I think there a few sources for this disconnect. The first, Obama campaigned a lot farther left than how he's governing. You can blame him leading false impressions, or you can blame us for inserting what we believed into Obama. What does "Yes We Can" tell you about Copyrights? We were all viewing Obama as a Rorschach. If you're liberal you'd expect him to be the Anti-Republican, but he's not. If you listen to Fox, you think he's both Socialist and Communist (though they don't mean the same thing). After years of hearing he's the Socialist un-American, both Atheist and Russian and Kenyan Muslim, you're kind of disappointed he's not as left wing as you want.

The other thing is remember Obama is engaged in some sort of daily government battle. I think if Obama tried to pass a resolution that the Sky Is Blue, he'd have a filibuster in the house for 48 hours declaring that the Democrat [sic] Party is ruining the sky for Good Ole Americans. His achievements must be balanced against a somewhat antagonistic House and less so but still against him Supreme Court.

Guantanamo Bay must be weighed against realism too.. if we did the "right" thing and freed any prisoners, and any of those guys did anything, he'd be the guy on the hook. See: Willie Horton, Michael Dukakis. Even if the guy was innocent going in, if we freed him and he got so pissed off at the USA for being locked up for no reason for years, Obama's the guy that let him go. As much as I hate the drone strikes (and I think they should stop), even I can see this is related to the Guantanamo problem. If we picked up someone today, where would we put them? US prison? Think any domestic prison wants that mess? Add someone to Guantanamo and grow the prison instead of shrink it? Try to explain that one.

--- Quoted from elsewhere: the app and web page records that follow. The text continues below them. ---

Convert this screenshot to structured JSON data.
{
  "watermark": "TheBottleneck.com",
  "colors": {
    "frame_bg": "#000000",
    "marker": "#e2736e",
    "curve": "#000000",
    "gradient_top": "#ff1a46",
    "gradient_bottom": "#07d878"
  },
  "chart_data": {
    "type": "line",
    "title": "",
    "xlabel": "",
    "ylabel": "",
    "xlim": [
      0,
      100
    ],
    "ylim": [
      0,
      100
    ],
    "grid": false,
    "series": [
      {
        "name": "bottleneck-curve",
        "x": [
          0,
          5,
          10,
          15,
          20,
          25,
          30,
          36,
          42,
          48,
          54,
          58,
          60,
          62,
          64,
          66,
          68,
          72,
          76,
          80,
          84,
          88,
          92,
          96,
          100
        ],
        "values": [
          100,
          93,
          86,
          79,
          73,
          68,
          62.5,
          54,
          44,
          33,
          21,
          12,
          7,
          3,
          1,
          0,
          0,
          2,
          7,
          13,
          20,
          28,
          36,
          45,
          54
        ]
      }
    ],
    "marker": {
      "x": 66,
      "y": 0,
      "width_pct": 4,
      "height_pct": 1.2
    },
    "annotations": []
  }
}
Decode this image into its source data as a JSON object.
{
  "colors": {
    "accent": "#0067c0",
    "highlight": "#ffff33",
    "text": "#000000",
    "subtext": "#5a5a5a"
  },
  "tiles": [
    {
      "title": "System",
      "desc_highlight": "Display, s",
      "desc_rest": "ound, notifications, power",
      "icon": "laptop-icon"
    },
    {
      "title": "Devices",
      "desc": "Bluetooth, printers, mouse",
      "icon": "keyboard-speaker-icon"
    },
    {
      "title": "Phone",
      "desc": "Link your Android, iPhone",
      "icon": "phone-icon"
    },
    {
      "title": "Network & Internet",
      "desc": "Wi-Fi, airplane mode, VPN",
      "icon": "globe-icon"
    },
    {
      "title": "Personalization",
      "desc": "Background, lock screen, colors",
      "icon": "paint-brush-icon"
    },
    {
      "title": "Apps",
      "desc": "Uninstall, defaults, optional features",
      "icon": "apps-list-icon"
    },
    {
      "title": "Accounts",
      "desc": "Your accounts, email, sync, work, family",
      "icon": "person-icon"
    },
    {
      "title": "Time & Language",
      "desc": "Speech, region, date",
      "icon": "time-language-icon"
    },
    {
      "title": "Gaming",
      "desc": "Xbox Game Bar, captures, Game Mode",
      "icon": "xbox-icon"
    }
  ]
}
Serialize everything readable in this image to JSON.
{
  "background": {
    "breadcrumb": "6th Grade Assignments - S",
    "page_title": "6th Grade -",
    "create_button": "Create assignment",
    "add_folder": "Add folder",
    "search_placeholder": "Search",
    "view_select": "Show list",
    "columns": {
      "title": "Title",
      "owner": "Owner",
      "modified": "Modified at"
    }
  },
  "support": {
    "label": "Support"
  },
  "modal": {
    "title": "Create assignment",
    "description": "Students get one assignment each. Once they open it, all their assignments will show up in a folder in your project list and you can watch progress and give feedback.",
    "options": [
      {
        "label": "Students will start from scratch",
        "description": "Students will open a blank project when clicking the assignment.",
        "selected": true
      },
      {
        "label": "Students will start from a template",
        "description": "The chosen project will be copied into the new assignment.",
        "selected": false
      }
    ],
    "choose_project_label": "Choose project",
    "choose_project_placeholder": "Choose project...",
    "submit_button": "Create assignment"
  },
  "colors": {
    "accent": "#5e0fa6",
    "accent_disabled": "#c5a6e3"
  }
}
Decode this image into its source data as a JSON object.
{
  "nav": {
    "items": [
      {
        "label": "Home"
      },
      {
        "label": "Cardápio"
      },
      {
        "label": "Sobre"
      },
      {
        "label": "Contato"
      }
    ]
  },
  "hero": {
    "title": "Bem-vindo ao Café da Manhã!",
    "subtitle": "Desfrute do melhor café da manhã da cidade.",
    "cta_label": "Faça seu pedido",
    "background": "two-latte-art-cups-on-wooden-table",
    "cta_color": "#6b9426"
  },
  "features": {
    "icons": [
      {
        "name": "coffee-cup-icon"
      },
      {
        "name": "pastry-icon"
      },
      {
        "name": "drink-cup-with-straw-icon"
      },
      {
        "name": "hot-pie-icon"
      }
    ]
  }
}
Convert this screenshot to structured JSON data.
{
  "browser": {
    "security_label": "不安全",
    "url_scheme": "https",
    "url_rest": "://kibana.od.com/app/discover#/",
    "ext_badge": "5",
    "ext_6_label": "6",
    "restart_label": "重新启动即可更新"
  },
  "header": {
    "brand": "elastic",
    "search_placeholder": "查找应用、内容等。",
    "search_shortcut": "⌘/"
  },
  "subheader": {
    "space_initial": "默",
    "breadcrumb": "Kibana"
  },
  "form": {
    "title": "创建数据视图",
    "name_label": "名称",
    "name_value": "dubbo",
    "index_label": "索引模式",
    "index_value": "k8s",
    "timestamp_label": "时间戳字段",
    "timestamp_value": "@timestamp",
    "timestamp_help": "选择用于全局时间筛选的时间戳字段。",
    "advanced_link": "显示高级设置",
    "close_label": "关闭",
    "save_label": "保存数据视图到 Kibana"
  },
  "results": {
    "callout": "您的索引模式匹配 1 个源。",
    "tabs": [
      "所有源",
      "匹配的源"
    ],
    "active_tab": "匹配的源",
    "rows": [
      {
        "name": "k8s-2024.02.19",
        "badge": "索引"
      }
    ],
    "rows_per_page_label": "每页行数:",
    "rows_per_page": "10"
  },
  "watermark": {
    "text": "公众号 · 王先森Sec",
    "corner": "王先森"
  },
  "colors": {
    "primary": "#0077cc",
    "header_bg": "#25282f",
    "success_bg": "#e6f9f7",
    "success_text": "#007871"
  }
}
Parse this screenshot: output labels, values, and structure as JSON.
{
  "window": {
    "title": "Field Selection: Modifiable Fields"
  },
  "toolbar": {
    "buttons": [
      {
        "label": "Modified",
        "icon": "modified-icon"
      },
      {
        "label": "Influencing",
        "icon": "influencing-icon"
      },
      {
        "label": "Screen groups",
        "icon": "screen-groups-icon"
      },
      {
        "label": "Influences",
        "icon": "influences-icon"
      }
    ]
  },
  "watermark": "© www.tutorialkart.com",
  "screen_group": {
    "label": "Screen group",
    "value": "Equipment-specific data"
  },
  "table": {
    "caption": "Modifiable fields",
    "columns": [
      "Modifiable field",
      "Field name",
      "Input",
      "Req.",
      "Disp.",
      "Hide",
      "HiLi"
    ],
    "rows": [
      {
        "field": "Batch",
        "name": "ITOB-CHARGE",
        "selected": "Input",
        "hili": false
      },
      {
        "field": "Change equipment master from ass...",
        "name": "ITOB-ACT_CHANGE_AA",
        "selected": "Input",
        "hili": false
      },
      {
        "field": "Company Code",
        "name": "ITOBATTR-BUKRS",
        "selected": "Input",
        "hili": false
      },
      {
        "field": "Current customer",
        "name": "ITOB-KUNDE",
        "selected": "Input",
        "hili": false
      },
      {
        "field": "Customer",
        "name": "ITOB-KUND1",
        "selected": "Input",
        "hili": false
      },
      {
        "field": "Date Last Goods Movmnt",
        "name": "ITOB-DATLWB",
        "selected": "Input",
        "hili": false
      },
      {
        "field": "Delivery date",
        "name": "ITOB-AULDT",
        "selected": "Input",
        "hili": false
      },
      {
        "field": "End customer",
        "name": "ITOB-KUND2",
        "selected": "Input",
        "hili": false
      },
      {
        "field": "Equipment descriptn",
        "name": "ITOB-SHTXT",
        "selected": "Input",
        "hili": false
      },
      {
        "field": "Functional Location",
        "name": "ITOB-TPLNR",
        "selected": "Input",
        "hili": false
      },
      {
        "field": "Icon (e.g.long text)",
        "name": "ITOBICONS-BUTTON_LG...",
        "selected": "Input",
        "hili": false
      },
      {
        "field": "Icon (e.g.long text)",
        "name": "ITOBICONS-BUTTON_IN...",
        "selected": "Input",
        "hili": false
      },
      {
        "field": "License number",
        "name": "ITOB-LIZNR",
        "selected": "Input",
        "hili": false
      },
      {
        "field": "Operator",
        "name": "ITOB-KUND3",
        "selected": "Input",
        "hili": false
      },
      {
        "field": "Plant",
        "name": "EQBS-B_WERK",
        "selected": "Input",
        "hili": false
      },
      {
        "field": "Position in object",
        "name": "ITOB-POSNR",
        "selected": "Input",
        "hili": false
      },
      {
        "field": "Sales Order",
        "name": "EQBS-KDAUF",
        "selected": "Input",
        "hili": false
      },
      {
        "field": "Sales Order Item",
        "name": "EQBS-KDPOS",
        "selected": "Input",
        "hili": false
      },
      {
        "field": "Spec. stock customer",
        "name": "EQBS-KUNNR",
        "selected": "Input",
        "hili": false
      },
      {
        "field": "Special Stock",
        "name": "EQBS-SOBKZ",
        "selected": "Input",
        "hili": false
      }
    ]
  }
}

Sometimes I think the best way to undermine a philosophy is to let it govern. Once you need to make real world trade-offs, you become the villain.

What ever you want is going to cost a little more than it is worth. -- The Second Law Of Thermodynamics